The distinction often made between innovation and invention is that innovation is invention that has market value. But how can a company sense this market value and generate it?
The Technology-Product-Market Triangle In a typical innovation process, the product sits between technology and the market, generating the classic Technology-Product-Market triangle (see figure). I use the word “technology” more generally here—in the sense of a methodology of production, and not just information technology or other engineering technology. A purely technological approach to new product development runs the danger of a company developing the world’s best refrigeration system for people in the North Pole. A purely market-driven approach, on the other hand, does not fully leverage the capabilities that the technology can provide. Ideally, an innovative product is jointly shaped by both technological and market factors. Practically, however, the product idea starts with either the technology or the market need, and the product is then revised in a loop that encompasses both technological and market factors.
Thus, a company that seeks to innovate has two options. The first option is to let the market tell it what innovation is necessary, while the second option is to ‘use the company’s technology-knowhow to build an innovative product and convince the customer of the value of the innovation it has produced. Two examples from the mobile phone industry will illustrate the two options. After seeing a demand in emerging markets in Asia and Africa
cell-phone manufacturers like Micromax introduced cheap dual-SIM phones that used two SIM cards in a single phone. This is an example of how a company allowed the market to specify its needs. On the other hand, Apple’s iPhone is a great example of how a company can transform the product experience for a market and convince customers of the value of the innovation.
However, whether a company chooses to lead the market like Apple did with its iPhone, or whether it opts to follow the market like Micromax did with the dual-SIM phone, it is critical that it develops the ability to listen to the market. When the company chooses to lead the market, it must have the ability to understand market trends and also develop a persuasive argument that will convince prospective customers to buy the product. When the company wants to follow the market, it should be able to listen to customer expectations and needs as it develops the product.
Companies fail to listen to the market
Quite often companies fail to listen to the market. I will provide two examples, both to do with packaging.
As I wrote some months ago in a blog post titled “Bottlenecking Innovation”, many Indian pharmaceutical companies (even MNCs operating in India for Indian markets) haven’t changed the packaging of common over-the-counter medicines for decades.

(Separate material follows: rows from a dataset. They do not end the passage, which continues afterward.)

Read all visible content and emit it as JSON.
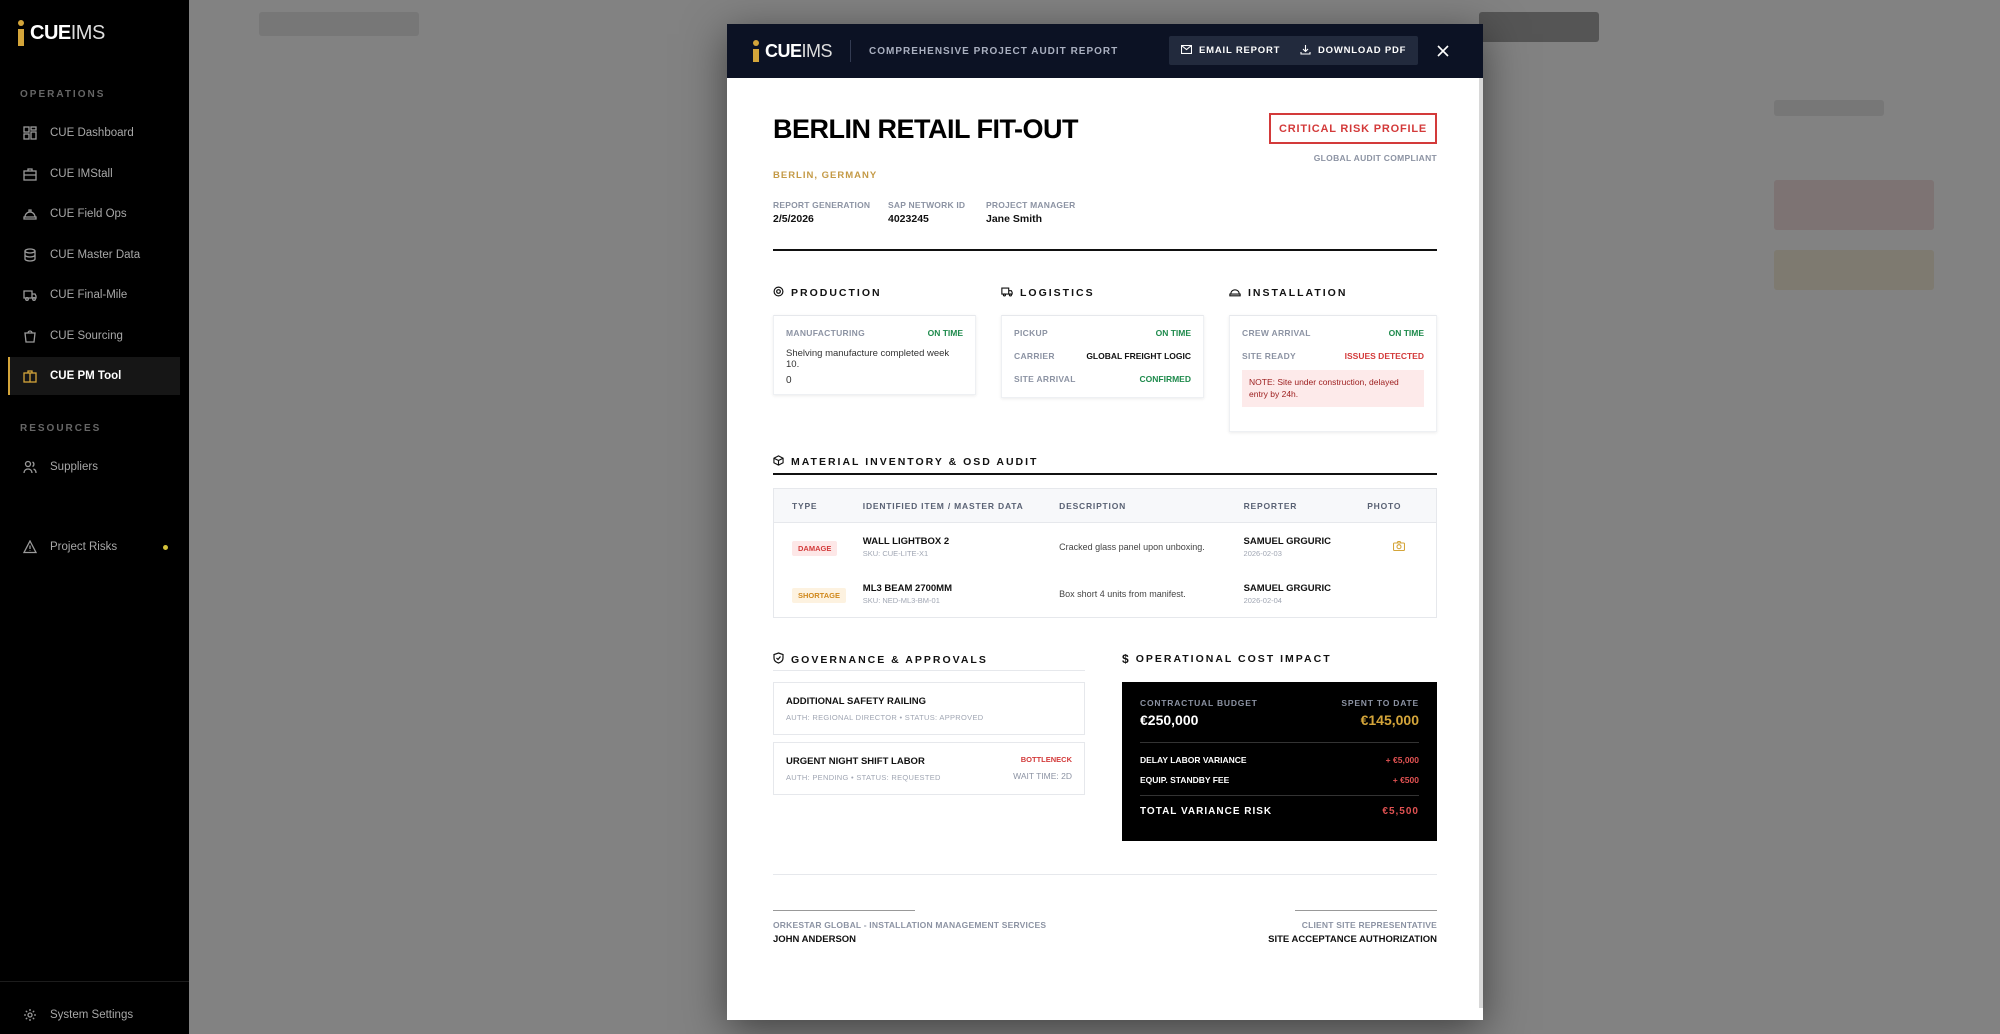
{
  "sidebar": {
    "brand": {
      "bold": "CUE",
      "light": "IMS"
    },
    "sections": {
      "operations": "OPERATIONS",
      "resources": "RESOURCES"
    },
    "items": [
      {
        "label": "CUE Dashboard",
        "icon": "dashboard-icon"
      },
      {
        "label": "CUE IMStall",
        "icon": "toolbox-icon"
      },
      {
        "label": "CUE Field Ops",
        "icon": "helmet-icon"
      },
      {
        "label": "CUE Master Data",
        "icon": "database-icon"
      },
      {
        "label": "CUE Final-Mile",
        "icon": "truck-icon"
      },
      {
        "label": "CUE Sourcing",
        "icon": "bag-icon"
      },
      {
        "label": "CUE PM Tool",
        "icon": "briefcase-icon",
        "active": true
      }
    ],
    "resources": [
      {
        "label": "Suppliers",
        "icon": "users-icon"
      },
      {
        "label": "Project Risks",
        "icon": "warning-icon"
      }
    ],
    "settings": "System Settings"
  },
  "modal": {
    "brand": {
      "bold": "CUE",
      "light": "IMS"
    },
    "title": "COMPREHENSIVE PROJECT AUDIT REPORT",
    "email_btn": "EMAIL REPORT",
    "download_btn": "DOWNLOAD PDF"
  },
  "report": {
    "project": "BERLIN RETAIL FIT-OUT",
    "location": "BERLIN, GERMANY",
    "risk_badge": "CRITICAL RISK PROFILE",
    "compliance": "GLOBAL AUDIT COMPLIANT",
    "meta": [
      {
        "key": "REPORT GENERATION",
        "value": "2/5/2026"
      },
      {
        "key": "SAP NETWORK ID",
        "value": "4023245"
      },
      {
        "key": "PROJECT MANAGER",
        "value": "Jane Smith"
      }
    ],
    "production": {
      "heading": "PRODUCTION",
      "label": "MANUFACTURING",
      "status": "ON TIME",
      "text": "Shelving manufacture completed week 10.",
      "value": "0"
    },
    "logistics": {
      "heading": "LOGISTICS",
      "rows": [
        {
          "key": "PICKUP",
          "value": "ON TIME"
        },
        {
          "key": "CARRIER",
          "value": "GLOBAL FREIGHT LOGIC"
        },
        {
          "key": "SITE ARRIVAL",
          "value": "CONFIRMED"
        }
      ]
    },
    "installation": {
      "heading": "INSTALLATION",
      "rows": [
        {
          "key": "CREW ARRIVAL",
          "value": "ON TIME"
        },
        {
          "key": "SITE READY",
          "value": "ISSUES DETECTED"
        }
      ],
      "note": "NOTE: Site under construction, delayed entry by 24h."
    },
    "inventory": {
      "heading": "MATERIAL INVENTORY & OSD AUDIT",
      "columns": [
        "TYPE",
        "IDENTIFIED ITEM / MASTER DATA",
        "DESCRIPTION",
        "REPORTER",
        "PHOTO"
      ],
      "rows": [
        {
          "type": "DAMAGE",
          "item": "WALL LIGHTBOX 2",
          "sku": "SKU: CUE-LITE-X1",
          "desc": "Cracked glass panel upon unboxing.",
          "reporter": "SAMUEL GRGURIC",
          "date": "2026-02-03",
          "photo": true
        },
        {
          "type": "SHORTAGE",
          "item": "ML3 BEAM 2700MM",
          "sku": "SKU: NED-ML3-BM-01",
          "desc": "Box short 4 units from manifest.",
          "reporter": "SAMUEL GRGURIC",
          "date": "2026-02-04",
          "photo": false
        }
      ]
    },
    "governance": {
      "heading": "GOVERNANCE & APPROVALS",
      "items": [
        {
          "title": "ADDITIONAL SAFETY RAILING",
          "sub": "AUTH: REGIONAL DIRECTOR • STATUS: APPROVED"
        },
        {
          "title": "URGENT NIGHT SHIFT LABOR",
          "sub": "AUTH: PENDING • STATUS: REQUESTED",
          "flag": "BOTTLENECK",
          "wait": "WAIT TIME: 2D"
        }
      ]
    },
    "cost": {
      "heading": "OPERATIONAL COST IMPACT",
      "budget_label": "CONTRACTUAL BUDGET",
      "budget": "€250,000",
      "spent_label": "SPENT TO DATE",
      "spent": "€145,000",
      "rows": [
        {
          "key": "DELAY LABOR VARIANCE",
          "value": "+ €5,000"
        },
        {
          "key": "EQUIP. STANDBY FEE",
          "value": "+ €500"
        }
      ],
      "total_label": "TOTAL VARIANCE RISK",
      "total": "€5,500"
    },
    "signatures": {
      "left_org": "ORKESTAR GLOBAL - INSTALLATION MANAGEMENT SERVICES",
      "left_name": "JOHN ANDERSON",
      "right_role": "CLIENT SITE REPRESENTATIVE",
      "right_name": "SITE ACCEPTANCE AUTHORIZATION"
    }
  },
  "colors": {
    "accent": "#d4a53a",
    "danger": "#d33a3a",
    "success": "#1e8a4c",
    "header": "#0c1224"
  }
}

In that post, I argued that the culture of jugaad in India enables the customer to deal with packaging that is difficult to open (for instance, using a knife to cut a bottle’s metal cap). This results in the pharmaceutical company not feeling a pressure to innovate.
For a company that does not want to innovate, it is an easy excuse to say that customers are quite happy with the product because they haven't complained. However, many innovations are about leading the market into new territory (again, the easy example is the iPhone). And, if a company does not listen to the market, innovation is stymied.
My second example is from a popular biscuit company. Typically, the packaging leaves half of the biscuits in a packet broken, if not powdered. If the company was listening to the market, would this happen?
So how does a company develop the ability to listen?
The first step in listening is to develop and awareness of the market and market forces. There are many ways to develop awareness. Some companies do this by establishing collaborations between the R&D team and the most market-facing divisions of the company—typically, marketing and sales, and sometimes, field operations or service technicians. A recent blog post on ForbesIndia.com shows how Philips in India is innovating by linking R&D and Sales & Marketing teams. Another approach to develop awareness is to conduct ethnographic market surveys that tell the company how the product is being used. For instance, ethnographic observation of how people use treadmills led an exercise equipment manufacturer to incorporate a magazine holder on its treadmill equipment. A third approach is for the designers to use another anthropological method called "participant-observation." Here, product designers actually use the product as if they were customers and draw on their experience as users of the product to modify its design.
Whatever the method, it is imperative that companies that want to innovate develop an awareness of the market and a sensitivity to customer demands, whether these demands are articulated or not.
The thoughts and opinions shared here are of the author.
Check out our end of season subscription discounts with a Moneycontrol pro subscription absolutely free. Use code EOSO2021. Click here for details.